WORK TO COMPLETE → Write the data below out exactly as it stands. Do not include the pictures.

■ ■ ■ ■

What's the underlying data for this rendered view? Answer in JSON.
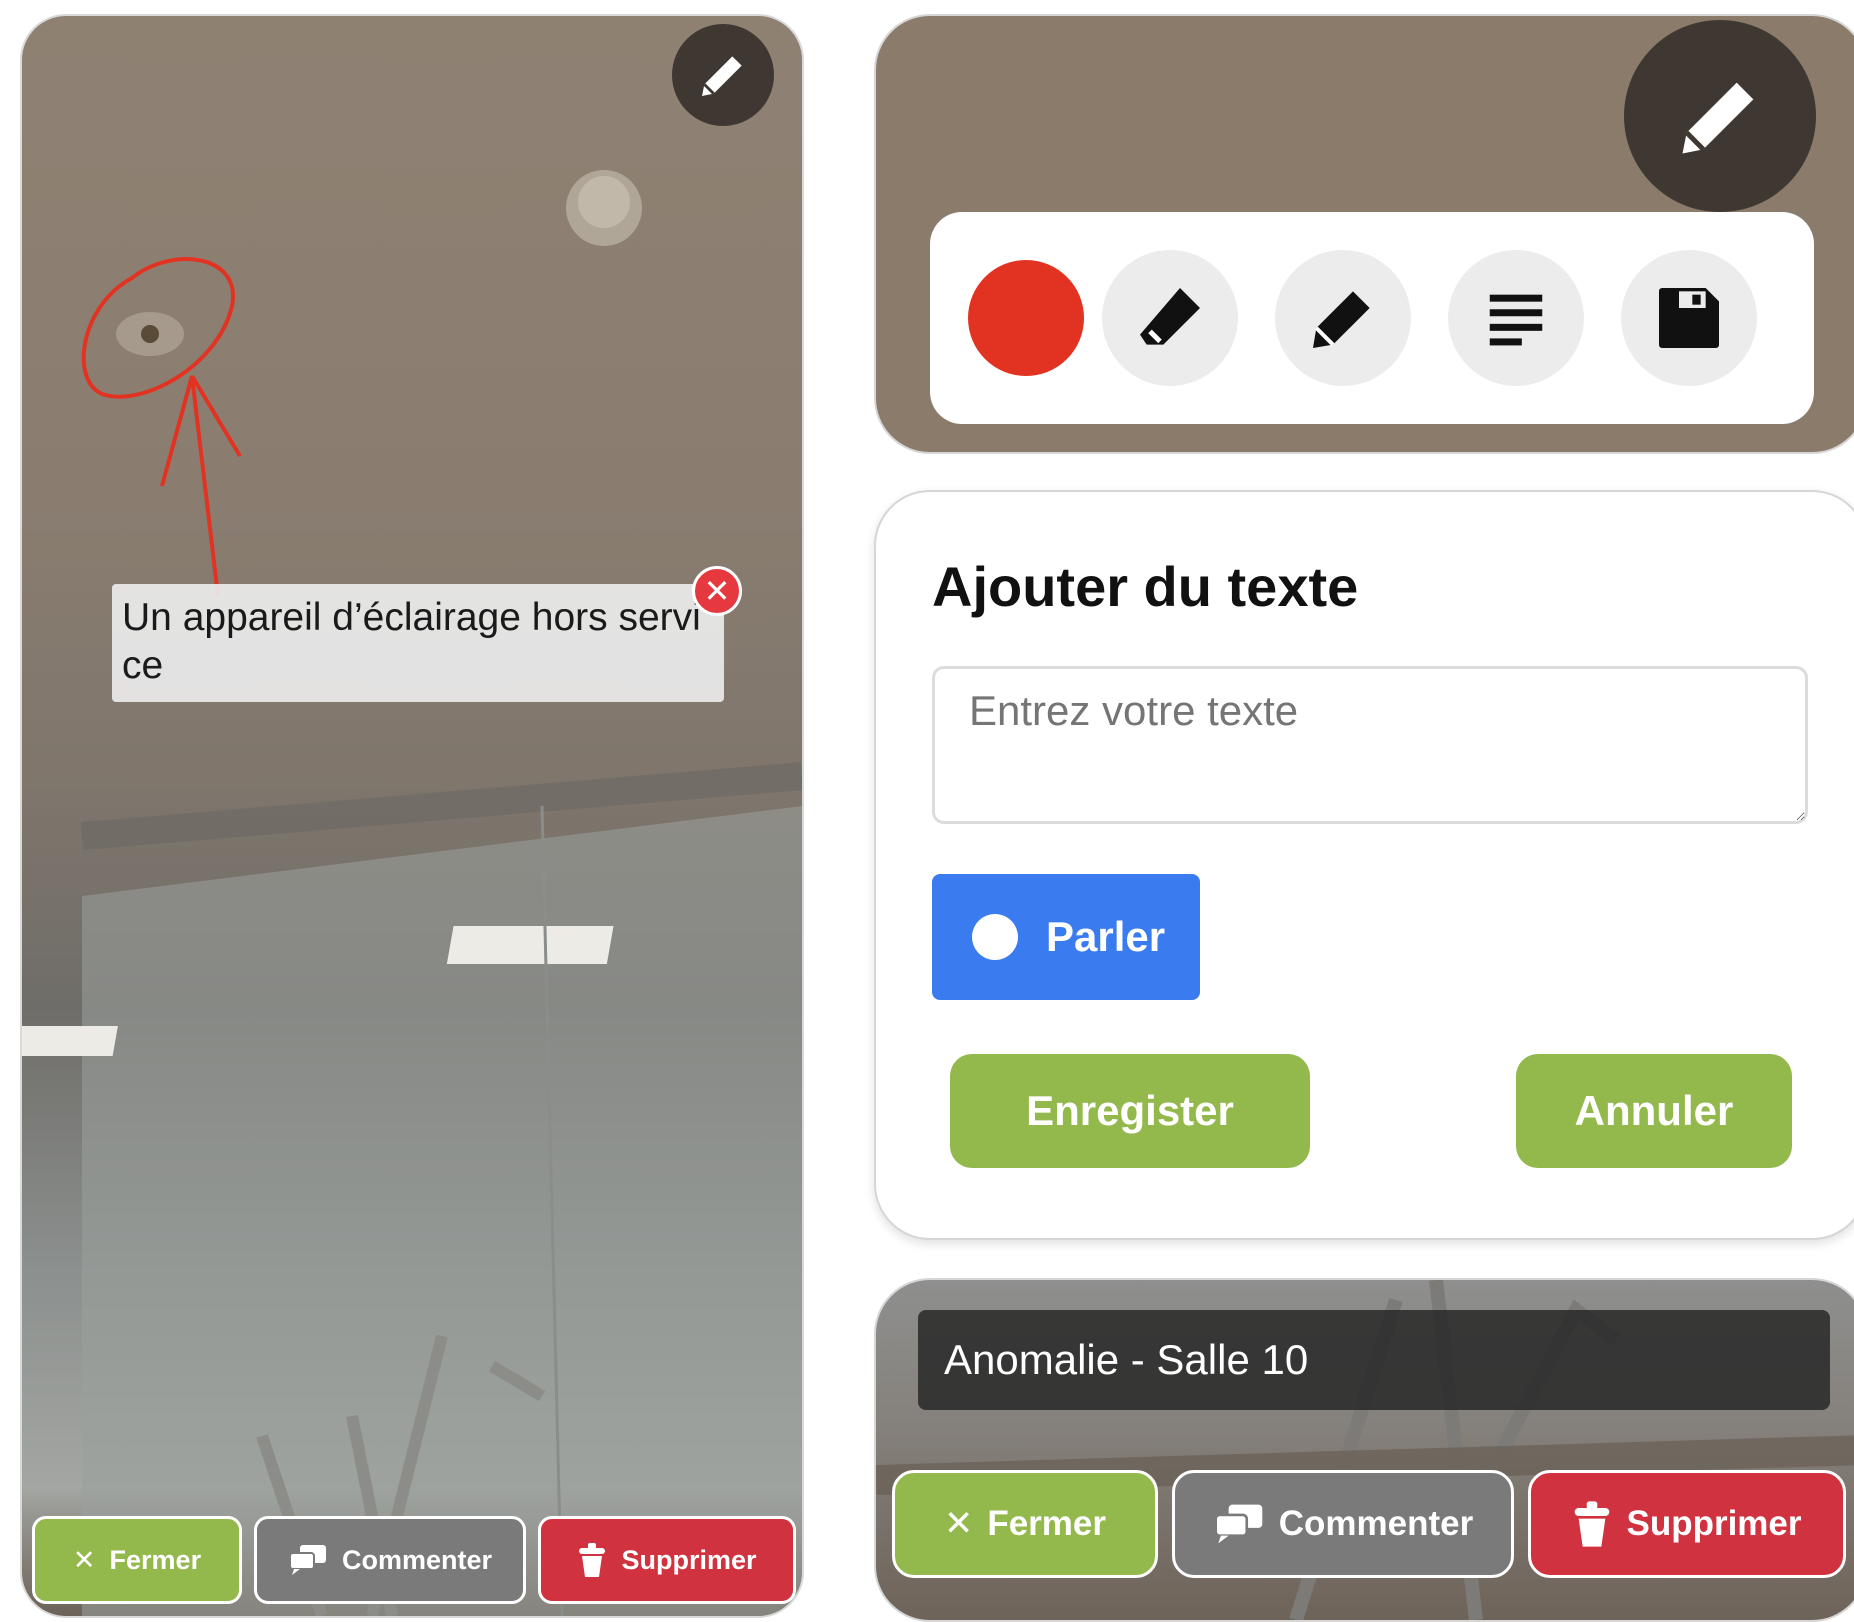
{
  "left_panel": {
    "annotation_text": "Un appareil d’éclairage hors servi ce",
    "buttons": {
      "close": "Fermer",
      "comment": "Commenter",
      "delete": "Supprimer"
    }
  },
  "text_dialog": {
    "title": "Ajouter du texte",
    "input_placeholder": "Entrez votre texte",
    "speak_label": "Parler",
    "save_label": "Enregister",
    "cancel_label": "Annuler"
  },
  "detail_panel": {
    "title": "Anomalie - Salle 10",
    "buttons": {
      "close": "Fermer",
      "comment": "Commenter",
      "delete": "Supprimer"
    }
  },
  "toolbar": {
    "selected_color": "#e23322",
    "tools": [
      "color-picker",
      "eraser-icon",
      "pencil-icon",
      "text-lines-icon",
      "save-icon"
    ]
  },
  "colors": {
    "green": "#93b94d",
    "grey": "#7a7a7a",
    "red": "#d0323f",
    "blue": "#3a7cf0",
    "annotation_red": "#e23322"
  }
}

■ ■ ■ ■

RESPONSE BELOW →
What's the underlying data for this rendered view? Answer in JSON.
{
  "left_panel": {
    "annotation_text": "Un appareil d’éclairage hors servi ce",
    "buttons": {
      "close": "Fermer",
      "comment": "Commenter",
      "delete": "Supprimer"
    }
  },
  "text_dialog": {
    "title": "Ajouter du texte",
    "input_placeholder": "Entrez votre texte",
    "speak_label": "Parler",
    "save_label": "Enregister",
    "cancel_label": "Annuler"
  },
  "detail_panel": {
    "title": "Anomalie - Salle 10",
    "buttons": {
      "close": "Fermer",
      "comment": "Commenter",
      "delete": "Supprimer"
    }
  },
  "toolbar": {
    "selected_color": "#e23322",
    "tools": [
      "color-picker",
      "eraser-icon",
      "pencil-icon",
      "text-lines-icon",
      "save-icon"
    ]
  },
  "colors": {
    "green": "#93b94d",
    "grey": "#7a7a7a",
    "red": "#d0323f",
    "blue": "#3a7cf0",
    "annotation_red": "#e23322"
  }
}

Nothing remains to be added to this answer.